A look at the Orkney Islands Hydrogen story

Orkney is an archipelago made up of about 70 islands with a population of around 21,000 people that for many years relied on electricity generated from fossil fuels in mainland Scotland and transmitted by undersea cable. The islands seem at first glance an unlikely place to be at the forefront of a technological revolution. But increasingly, it is becoming the go to destination for anyone with an interest in renewable energy and storage, with groups of researchers, scientists and reporters visiting to learn and to accelerate development.

Orkney is a windy place, and over the years, communities in Orkney have invested in locally owned renewable energy generation, mainly wind turbines, which estimates number at around 700. With more and more renewable energy coming on stream and with the European Marine Energy Centre also providing energy into the grid from test wave and tidal devices, the islands needed to figure out what to do with the excess energy (annualised electricity generation running at approximately 20% greater than demand) as well as the associated problems of curtailment (when renewable generation needs to be switched off). There has been a predictable increase in the number of electric cars, but the Orkney also embarked on research into storage of excess energy in the form of hydrogen, rather than batteries. The situation today is that two PEM electrolyzers have been installed close to renewable generation assets; one on Eday and the other on Shapinsay, to produce hydrogen, as part of the EU funded Surf'n'Turf and BIG HIT projects. It is estimated that they will produce about 50 tonnes of hydrogen (which roughly equates to about 250 tonnes of diesel accounting for calorific value and the higher efficiency of fuel cells compared to internal combustion engines) each year which will be transported to Kirkwall by ferry on tube trailers to power a 75kW fuel cell that supplies heat and power for several harbour buildings, a marina and 3 ferries when docked (cold ironing).

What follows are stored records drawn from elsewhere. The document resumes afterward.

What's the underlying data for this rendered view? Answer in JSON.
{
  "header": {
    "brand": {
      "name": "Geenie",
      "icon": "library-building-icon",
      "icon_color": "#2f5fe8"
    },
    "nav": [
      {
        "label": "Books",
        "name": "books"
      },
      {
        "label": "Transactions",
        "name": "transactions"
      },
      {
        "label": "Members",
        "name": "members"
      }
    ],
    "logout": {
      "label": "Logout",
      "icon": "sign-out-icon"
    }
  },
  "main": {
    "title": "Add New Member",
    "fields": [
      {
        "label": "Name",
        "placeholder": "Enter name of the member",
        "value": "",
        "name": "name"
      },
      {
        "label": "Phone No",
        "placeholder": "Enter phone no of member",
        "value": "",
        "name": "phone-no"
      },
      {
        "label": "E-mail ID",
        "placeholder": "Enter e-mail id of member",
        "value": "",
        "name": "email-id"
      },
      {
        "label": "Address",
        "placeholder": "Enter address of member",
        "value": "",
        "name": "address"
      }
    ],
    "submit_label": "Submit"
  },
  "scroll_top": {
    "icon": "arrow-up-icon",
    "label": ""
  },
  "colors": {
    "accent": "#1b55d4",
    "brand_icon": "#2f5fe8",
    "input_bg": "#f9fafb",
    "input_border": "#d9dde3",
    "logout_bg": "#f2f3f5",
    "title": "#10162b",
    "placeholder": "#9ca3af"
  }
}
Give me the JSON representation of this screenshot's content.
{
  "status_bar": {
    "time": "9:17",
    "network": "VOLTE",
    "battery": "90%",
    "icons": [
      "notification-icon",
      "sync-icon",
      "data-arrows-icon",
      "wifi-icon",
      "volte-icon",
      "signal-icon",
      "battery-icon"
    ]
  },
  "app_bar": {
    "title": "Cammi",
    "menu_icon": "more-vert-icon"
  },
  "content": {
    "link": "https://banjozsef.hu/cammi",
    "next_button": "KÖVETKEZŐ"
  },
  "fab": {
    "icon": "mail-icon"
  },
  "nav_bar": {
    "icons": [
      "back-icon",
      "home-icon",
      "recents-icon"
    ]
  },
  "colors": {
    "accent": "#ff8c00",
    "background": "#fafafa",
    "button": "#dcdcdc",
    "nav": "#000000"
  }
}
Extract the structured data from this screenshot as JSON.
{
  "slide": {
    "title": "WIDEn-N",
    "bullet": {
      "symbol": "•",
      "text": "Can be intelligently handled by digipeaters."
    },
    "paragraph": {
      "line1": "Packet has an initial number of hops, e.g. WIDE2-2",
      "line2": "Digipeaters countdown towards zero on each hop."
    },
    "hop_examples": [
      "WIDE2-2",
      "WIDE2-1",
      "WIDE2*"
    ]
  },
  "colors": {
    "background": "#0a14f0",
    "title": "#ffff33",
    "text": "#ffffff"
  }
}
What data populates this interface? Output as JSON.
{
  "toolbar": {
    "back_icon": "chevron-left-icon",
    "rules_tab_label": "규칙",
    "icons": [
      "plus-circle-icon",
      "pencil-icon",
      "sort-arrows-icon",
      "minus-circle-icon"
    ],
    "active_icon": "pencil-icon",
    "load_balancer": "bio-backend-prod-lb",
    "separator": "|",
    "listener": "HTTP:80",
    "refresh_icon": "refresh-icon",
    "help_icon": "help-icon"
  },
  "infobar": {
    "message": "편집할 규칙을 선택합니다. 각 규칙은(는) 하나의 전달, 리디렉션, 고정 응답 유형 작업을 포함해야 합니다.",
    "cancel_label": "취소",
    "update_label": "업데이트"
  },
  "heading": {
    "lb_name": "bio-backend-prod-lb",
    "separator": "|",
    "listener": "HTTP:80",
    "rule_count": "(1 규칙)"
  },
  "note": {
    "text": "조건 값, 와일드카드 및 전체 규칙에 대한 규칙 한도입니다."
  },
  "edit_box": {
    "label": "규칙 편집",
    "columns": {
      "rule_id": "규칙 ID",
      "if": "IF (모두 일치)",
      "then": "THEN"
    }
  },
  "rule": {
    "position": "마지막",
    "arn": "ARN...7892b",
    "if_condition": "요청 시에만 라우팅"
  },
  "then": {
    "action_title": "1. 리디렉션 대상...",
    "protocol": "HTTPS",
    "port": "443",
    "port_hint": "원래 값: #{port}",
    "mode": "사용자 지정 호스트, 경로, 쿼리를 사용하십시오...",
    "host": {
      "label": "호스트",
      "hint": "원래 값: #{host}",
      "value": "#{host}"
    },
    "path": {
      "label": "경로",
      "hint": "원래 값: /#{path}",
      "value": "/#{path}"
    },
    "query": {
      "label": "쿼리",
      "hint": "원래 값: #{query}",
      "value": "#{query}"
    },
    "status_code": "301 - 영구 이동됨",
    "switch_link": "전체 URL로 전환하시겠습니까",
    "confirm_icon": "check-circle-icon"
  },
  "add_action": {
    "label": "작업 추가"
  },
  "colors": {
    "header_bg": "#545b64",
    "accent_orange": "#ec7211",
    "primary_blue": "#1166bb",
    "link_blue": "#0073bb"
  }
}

Having been the recipient of extensive R&D funding looking into hydrogen infrastructure - production, storage, usage on land, Orkney began to turn their attention to the ferries that connect the islands. Below is an overview of the routes and the ferries that are operated by Orkney Islands Council. There are also other ferries operated by Northlink and Pentland Ferries that connect Orkney with the mainland.

The first steps to be taken to power ferries with hydrogen at sea is under the HyDime project which is a 12 month project looking into retrofitting the Shapinsay ferry with a hydrogen injection system to power the 75 kW auxiliary engine as well as how this system will interact with a shoreside hydrogen storage solution. The shoreside bunkering solution is being simultaneously developed under the Dual Ports Hydrogen Pilot. These two project prepare the ground for the introduction of a new Shapinsay ferry powered completely hydrogen fuel cells which will be developed by the Hyseas III project.

The final step to Zero emissions marine transport powered entirely from renewables